[SOURCE DATA — start]

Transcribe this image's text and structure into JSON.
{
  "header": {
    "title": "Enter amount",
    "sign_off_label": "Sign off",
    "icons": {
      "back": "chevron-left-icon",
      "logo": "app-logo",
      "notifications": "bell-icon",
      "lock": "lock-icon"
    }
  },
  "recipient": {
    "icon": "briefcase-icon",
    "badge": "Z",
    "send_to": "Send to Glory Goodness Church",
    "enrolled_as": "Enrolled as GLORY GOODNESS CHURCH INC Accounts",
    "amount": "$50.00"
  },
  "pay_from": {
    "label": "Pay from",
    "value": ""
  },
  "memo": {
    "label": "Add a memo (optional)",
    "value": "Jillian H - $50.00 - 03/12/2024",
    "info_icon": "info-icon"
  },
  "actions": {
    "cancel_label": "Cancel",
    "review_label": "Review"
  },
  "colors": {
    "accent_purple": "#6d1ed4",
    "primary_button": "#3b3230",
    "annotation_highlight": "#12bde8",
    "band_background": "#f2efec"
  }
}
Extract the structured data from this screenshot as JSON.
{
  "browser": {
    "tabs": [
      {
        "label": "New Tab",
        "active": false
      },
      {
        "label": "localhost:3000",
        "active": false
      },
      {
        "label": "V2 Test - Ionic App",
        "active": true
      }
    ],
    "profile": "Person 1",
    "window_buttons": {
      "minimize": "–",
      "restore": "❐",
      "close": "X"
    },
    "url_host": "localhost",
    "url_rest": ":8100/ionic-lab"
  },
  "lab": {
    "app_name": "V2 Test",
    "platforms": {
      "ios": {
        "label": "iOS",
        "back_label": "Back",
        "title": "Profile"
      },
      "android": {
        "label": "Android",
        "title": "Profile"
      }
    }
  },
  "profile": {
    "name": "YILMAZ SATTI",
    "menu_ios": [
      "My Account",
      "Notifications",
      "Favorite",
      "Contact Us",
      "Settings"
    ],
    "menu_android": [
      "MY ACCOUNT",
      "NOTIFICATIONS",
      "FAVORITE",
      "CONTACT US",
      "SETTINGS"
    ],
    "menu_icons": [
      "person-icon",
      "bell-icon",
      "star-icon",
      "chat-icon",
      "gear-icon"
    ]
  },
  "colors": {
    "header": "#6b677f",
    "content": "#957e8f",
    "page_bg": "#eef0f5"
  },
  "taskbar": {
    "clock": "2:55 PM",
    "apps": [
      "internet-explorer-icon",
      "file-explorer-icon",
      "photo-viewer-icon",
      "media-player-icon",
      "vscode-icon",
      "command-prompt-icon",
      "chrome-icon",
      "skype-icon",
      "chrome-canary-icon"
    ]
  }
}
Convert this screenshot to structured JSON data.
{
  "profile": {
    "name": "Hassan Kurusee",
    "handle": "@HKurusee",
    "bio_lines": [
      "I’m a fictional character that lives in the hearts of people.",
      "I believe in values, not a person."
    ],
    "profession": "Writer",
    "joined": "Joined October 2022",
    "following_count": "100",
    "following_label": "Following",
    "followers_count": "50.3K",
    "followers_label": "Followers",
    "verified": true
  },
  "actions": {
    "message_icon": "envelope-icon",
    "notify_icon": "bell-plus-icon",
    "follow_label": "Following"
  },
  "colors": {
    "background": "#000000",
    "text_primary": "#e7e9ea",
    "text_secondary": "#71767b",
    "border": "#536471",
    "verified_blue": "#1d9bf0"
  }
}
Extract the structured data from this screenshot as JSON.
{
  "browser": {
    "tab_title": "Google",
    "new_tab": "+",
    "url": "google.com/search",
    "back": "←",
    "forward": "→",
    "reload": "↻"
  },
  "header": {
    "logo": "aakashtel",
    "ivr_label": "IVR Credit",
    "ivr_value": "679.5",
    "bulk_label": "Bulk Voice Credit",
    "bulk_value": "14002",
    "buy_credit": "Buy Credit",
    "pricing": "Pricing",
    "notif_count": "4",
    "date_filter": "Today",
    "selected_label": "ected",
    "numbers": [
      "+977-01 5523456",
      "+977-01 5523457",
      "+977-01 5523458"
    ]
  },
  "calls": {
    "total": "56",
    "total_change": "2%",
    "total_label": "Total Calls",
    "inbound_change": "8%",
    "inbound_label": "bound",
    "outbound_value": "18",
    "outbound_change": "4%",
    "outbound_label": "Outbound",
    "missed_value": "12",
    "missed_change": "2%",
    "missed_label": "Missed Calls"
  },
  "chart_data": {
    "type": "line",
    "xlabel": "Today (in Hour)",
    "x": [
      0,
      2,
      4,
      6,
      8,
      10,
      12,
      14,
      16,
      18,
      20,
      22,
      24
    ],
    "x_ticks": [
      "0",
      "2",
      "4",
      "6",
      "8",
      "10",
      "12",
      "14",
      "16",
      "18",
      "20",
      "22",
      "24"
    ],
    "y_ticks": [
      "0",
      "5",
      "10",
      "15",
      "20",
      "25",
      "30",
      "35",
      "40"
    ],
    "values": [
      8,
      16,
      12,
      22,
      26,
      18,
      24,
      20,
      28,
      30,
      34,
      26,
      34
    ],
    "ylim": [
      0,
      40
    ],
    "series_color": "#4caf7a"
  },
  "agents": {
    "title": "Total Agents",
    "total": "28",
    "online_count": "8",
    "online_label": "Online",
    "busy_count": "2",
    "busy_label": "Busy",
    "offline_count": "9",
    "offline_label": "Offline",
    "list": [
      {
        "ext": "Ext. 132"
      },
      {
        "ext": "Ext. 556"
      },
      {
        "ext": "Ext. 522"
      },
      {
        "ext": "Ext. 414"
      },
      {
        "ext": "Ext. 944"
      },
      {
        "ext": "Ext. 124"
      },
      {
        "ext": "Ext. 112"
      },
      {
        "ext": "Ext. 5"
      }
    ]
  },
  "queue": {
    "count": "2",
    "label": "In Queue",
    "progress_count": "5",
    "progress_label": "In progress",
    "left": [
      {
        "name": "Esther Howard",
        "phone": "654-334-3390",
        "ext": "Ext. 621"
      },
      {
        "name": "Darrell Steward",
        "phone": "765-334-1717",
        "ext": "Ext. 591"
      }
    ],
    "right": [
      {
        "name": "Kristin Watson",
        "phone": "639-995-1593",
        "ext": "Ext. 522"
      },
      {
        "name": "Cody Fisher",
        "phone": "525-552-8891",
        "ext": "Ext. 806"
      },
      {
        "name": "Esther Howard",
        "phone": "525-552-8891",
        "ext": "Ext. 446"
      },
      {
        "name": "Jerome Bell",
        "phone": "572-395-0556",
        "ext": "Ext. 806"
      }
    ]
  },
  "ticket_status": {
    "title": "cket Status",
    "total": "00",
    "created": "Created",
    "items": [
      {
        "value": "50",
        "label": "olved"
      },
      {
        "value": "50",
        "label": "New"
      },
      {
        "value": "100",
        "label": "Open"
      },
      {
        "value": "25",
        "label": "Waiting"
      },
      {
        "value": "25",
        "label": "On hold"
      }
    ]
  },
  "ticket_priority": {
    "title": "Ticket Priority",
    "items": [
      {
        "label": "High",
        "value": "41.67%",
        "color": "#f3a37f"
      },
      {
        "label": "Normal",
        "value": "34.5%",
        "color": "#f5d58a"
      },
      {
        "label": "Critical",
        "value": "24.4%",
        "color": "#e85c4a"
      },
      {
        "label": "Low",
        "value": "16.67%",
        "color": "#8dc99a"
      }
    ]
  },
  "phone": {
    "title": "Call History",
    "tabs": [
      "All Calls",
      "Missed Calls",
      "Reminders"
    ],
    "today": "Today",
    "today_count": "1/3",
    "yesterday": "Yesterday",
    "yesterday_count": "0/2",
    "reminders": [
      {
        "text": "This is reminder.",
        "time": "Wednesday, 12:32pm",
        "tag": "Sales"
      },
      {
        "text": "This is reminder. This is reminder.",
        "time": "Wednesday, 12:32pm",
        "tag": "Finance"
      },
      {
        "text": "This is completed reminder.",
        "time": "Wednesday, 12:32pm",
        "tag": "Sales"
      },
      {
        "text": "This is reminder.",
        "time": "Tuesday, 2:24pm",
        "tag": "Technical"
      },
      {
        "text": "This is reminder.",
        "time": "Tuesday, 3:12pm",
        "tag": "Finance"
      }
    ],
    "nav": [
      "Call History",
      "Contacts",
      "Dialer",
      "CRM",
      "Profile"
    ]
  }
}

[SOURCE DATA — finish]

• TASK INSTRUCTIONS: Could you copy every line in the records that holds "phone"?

• TASK SOLUTION:
        "phone": "654-334-3390",
        "phone": "765-334-1717",
        "phone": "639-995-1593",
        "phone": "525-552-8891",
        "phone": "525-552-8891",
        "phone": "572-395-0556",
  "phone": {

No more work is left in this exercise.